NEW YORK (AP) — Hotelier and real estate developer Ian Schrager says his presidential pardon will bring important closure for him and his family.
Schrager was sentenced in 1980 to 20 months behind bars for tax evasion. He was accused of hiding money from his celebrity hangout, Studio 54 — concealing some of it in trash bags and ceiling panels.
Schrager spoke to The New York Times (http://nyti.ms/2k7goS0) about the pardon he received Tuesday from President Barack Obama. The pardon sets aside his felony conviction and restores his civil liberties, including voting, but doesn't erase his criminal record.
He managed to bounce back in the business world, and he's largely credited with starting the boutique hotel trend.
"I was able to overcome everything by being tenacious and, I suppose, relentless, and having successful products," he said.
Schrager recalled driving to Virginia to get a credit card because banks in New York wouldn't do business with him. He couldn't get a liquor license for his first hotels in Manhattan. At airports, he was detained for questioning when re-entering the country.
The pardon, which he applied for in 2012, "wasn't something that I needed to continue business," he said. "I wanted it for closure. I wanted it for my family."
Knowing that his son, who's 6, would grow up and learn about what he had done pushed Schrager to pursue a pardon.
"It's hard to be a good example for your kids when you did something like what I did, and you try to teach your kids to live by the rules and be an upstanding person," said Schrager, 70.
"It happened when I was young enough, and thank God, having lost everything, I didn't lose my enthusiasm for life," he said. "Either I was just going to give up, or dust myself off and put my head down and just try and recoup everything that l lost."

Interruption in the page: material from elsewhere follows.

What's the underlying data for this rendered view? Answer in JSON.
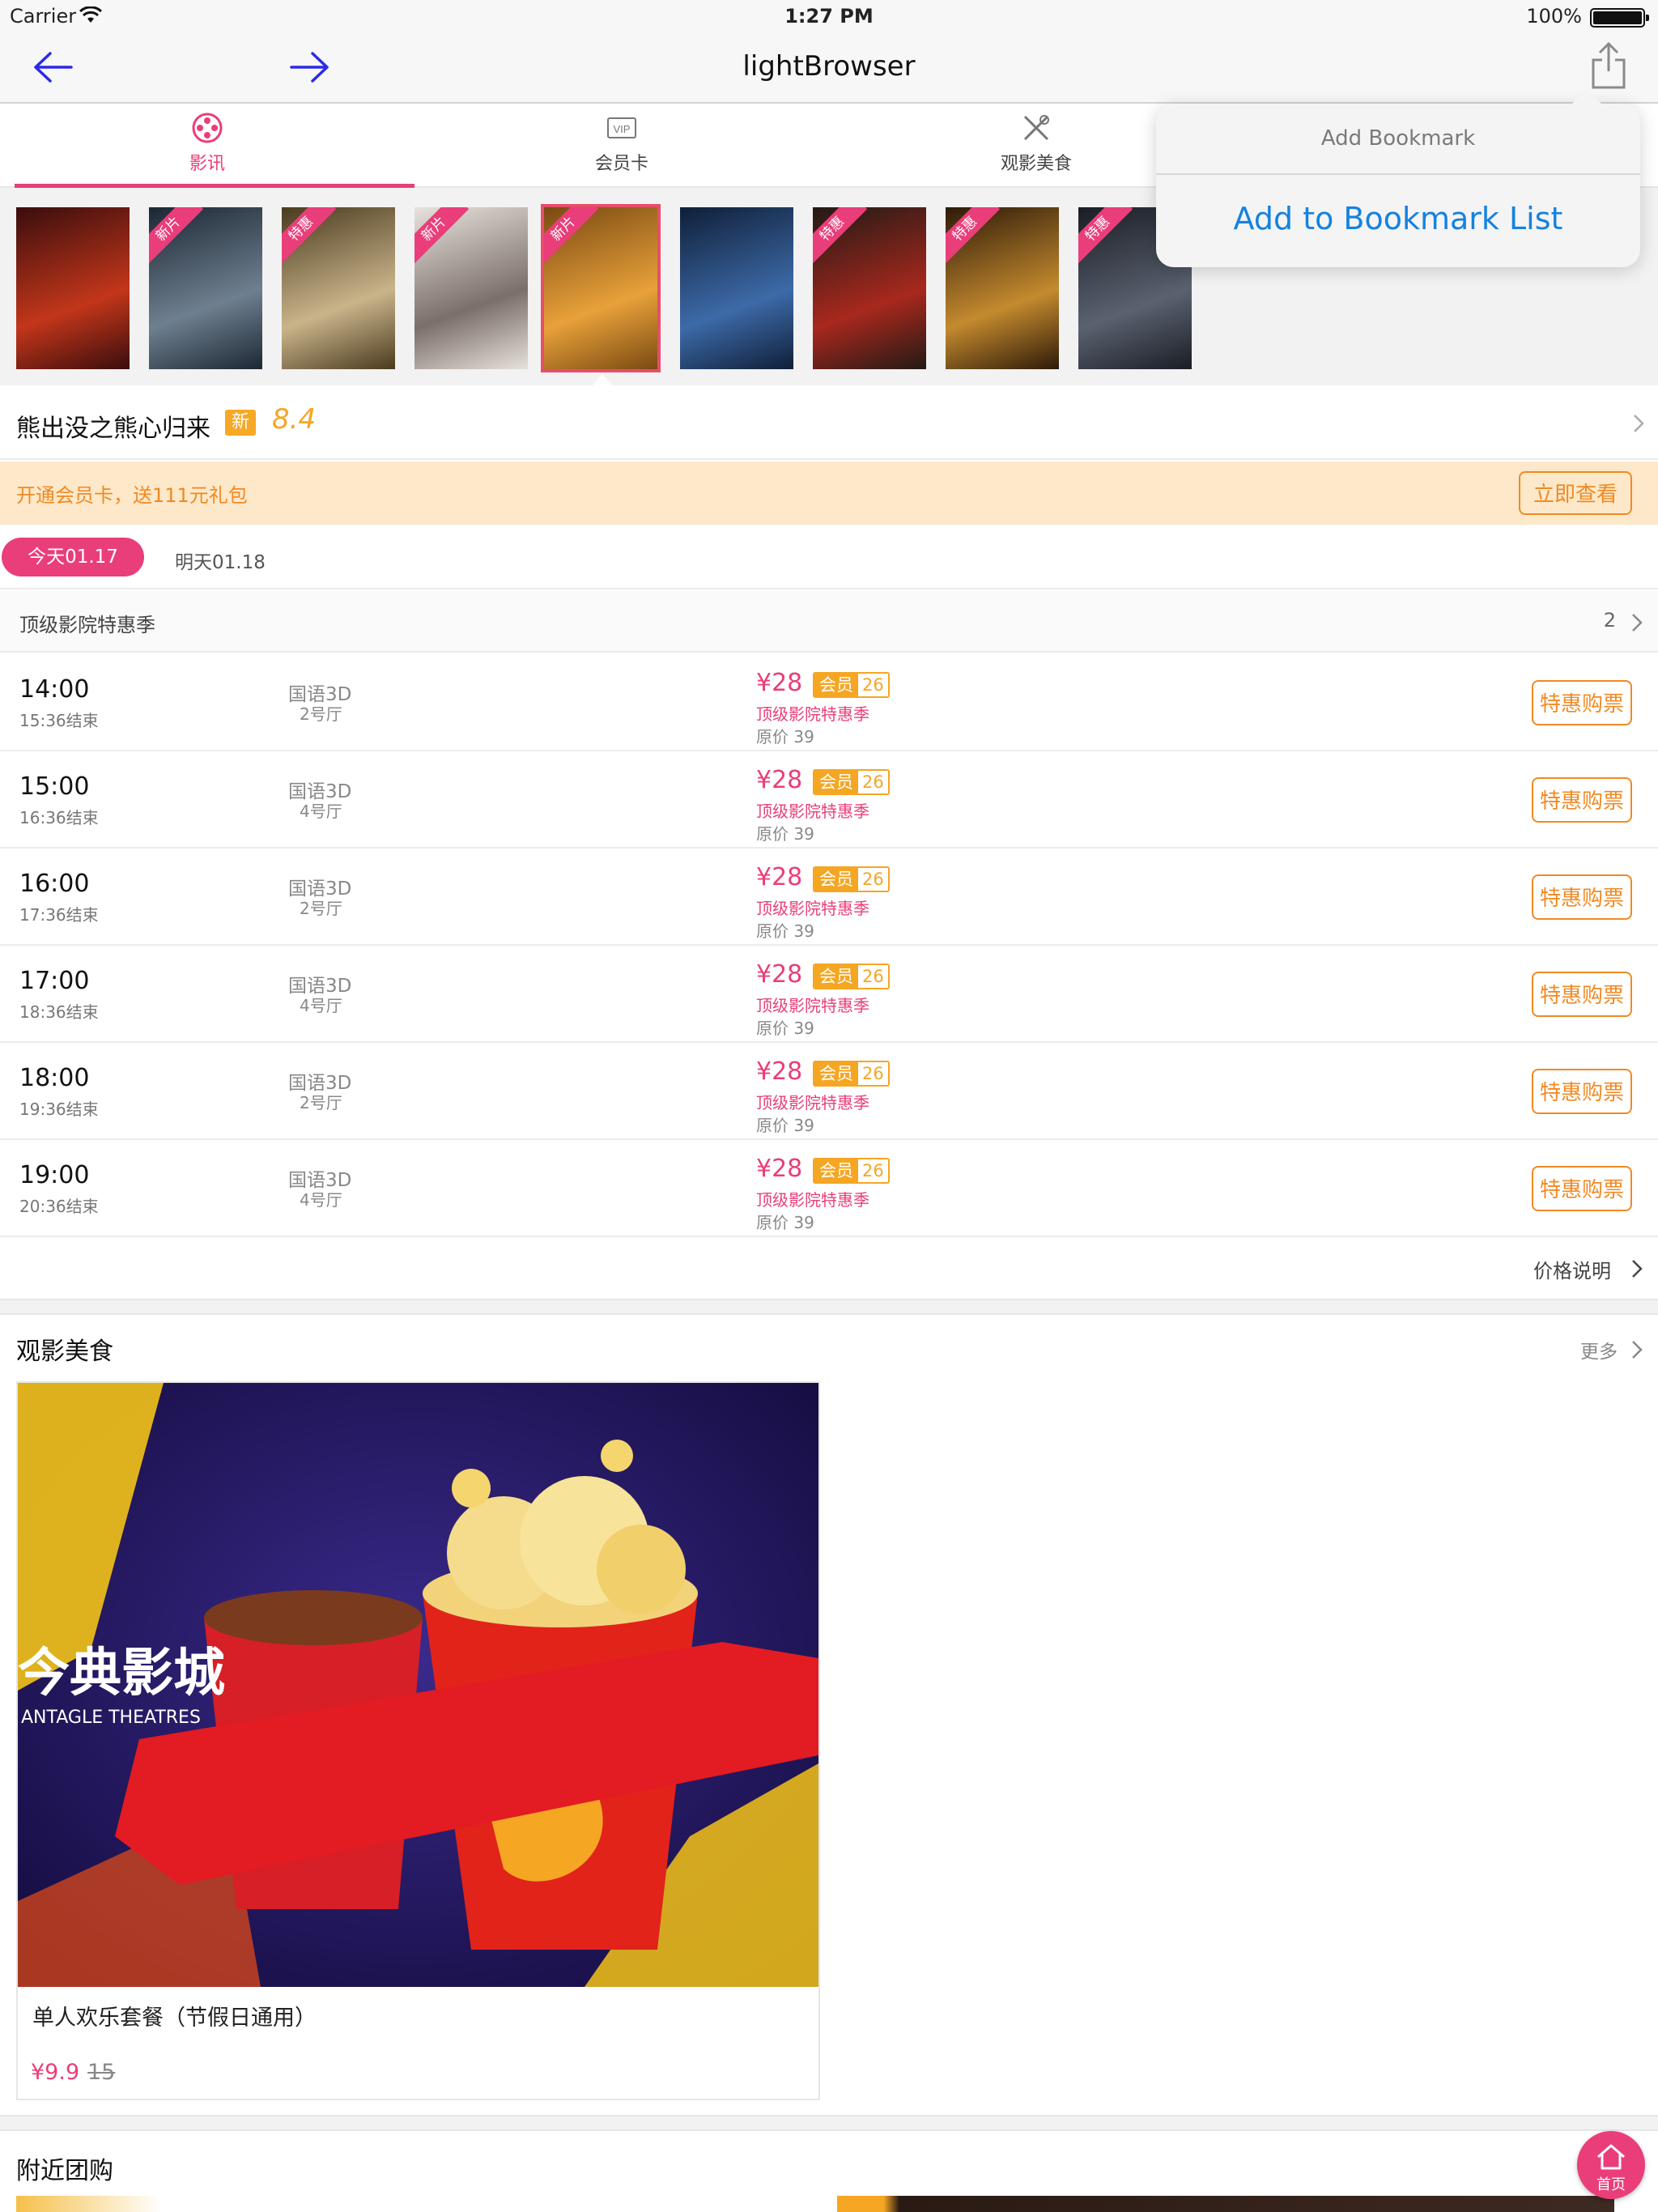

"Some of it you can't recoup," he added. "I'll always have the scar."
Information from: The New York Times, http://www.nytimes.com